Tradition lighting the way for Lantern Festival
Yuan Xiao Jie also known as The Lantern Festival which marks the end of Chinese New Year celebrations should not be confused with Mid-Autumn Festival popularly coined as Lantern Festival also. Yuan Xiao Jie falls on the 15th day of Zhengyue (first month of the Chinese Lunar Calendar) is also known as Chap Goh Mei (literally 15th evening) in Singapore. In China, it is also the Chinese Valentine’s Day.
There are many versions for the association of this day.
Version 1: The Lantern Festival

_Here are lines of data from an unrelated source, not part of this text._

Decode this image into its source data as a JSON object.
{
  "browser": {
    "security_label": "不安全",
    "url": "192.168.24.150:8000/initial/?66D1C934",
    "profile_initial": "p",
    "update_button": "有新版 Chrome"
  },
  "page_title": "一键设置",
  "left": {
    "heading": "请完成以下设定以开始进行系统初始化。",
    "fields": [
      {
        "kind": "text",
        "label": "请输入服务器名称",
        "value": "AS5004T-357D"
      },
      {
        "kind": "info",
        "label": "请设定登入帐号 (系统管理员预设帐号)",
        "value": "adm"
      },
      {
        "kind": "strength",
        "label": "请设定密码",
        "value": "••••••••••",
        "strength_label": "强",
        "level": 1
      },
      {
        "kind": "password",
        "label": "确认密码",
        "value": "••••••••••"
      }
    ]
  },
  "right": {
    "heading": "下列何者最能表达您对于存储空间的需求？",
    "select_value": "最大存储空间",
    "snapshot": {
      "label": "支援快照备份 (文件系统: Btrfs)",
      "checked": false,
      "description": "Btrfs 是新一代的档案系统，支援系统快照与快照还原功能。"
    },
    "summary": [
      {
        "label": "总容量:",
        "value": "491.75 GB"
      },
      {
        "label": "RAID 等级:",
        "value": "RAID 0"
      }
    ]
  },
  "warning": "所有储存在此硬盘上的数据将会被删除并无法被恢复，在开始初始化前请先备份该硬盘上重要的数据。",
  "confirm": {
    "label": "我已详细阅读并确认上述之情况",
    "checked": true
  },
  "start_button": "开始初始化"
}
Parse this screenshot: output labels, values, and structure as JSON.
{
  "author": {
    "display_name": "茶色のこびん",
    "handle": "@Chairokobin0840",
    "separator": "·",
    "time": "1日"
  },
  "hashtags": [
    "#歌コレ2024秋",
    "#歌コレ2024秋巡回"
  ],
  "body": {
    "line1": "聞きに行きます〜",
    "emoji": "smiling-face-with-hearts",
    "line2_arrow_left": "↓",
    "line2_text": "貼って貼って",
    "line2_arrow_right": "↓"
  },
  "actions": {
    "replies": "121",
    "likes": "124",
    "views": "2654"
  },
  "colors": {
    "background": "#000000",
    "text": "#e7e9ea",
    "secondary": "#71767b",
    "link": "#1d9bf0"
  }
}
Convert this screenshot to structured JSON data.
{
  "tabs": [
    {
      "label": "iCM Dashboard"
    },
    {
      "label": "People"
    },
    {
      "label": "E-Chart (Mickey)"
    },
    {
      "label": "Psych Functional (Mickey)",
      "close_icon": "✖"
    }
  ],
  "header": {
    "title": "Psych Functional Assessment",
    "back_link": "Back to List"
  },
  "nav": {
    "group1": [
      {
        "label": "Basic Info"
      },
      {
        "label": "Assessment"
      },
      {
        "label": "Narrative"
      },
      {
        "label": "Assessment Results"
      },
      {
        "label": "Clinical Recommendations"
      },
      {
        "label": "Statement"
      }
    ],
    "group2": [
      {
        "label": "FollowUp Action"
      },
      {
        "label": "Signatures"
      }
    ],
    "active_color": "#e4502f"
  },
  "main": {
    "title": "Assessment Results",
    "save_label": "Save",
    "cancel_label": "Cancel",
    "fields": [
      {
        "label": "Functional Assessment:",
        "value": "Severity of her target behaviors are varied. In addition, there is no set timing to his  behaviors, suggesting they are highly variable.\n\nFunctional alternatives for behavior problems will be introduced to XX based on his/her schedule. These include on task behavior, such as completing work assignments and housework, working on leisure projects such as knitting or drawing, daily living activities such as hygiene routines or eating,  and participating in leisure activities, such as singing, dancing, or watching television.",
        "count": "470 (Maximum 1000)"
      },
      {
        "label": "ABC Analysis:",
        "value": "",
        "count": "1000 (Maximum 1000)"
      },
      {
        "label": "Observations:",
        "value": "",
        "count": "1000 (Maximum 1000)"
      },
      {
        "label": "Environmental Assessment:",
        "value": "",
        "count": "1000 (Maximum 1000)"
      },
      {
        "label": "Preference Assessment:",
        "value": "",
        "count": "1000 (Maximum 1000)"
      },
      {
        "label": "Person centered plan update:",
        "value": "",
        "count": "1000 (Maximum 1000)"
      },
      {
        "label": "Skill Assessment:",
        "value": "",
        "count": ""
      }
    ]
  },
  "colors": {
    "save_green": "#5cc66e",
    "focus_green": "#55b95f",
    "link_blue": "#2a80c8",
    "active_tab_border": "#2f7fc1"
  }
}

The story behind The Lantern Festival… Once, some hunters caught and killed an animal belonging to the Jade Emperor of China. Upon knowing the incident, the emperor got furious and ordered the whole town to be burnt to the ground. The princess heard of this and wittingly devised a rescue plan. Unable to defy her father, she went to look for the army general in charged. As the general also came from that town, he was grateful to be involved in the conspiracy. Together, they rounded the villagers and told them to hang lanterns everywhere. The general went back to the palace and told the emperor he had set the town on fire. The emperor saw the flickering lights swaying in the distant and was tricked into believing that the town was already on fire. The ploy had worked and till today, the Chinese honour the kind-hearted princess by hanging lanterns on this day every year. They also gather in gardens to admire lanterns and riddles associated with these handicrafts. The brightest lanterns were also symbolic of good luck and hope.
ersion 2: Yuan Xiao Jie
Traditional and modern Chinese families observe Yuan Xiao Jie by having a simple family gathering where the young and elderly meet for a bowl of Yuan Xiao ( as called by the northerners) or Tang Yuan ( as called by the southerners). Yuan Xiao is a savoury Chinese snack made of glutinous rice balls filled with minced meat and vegetables in broth while Tang Yuan is the sweet version commonly filled with walnuts, red dates, black sesame, red bean or peanut pastes. The more exquisite ones have osmanthus flower filling in light sugar syrup.
Originally known as Yuan Xiao named after a palace maid who made very good sticky rice ball snack during the Han Dynasty, the story goes like this…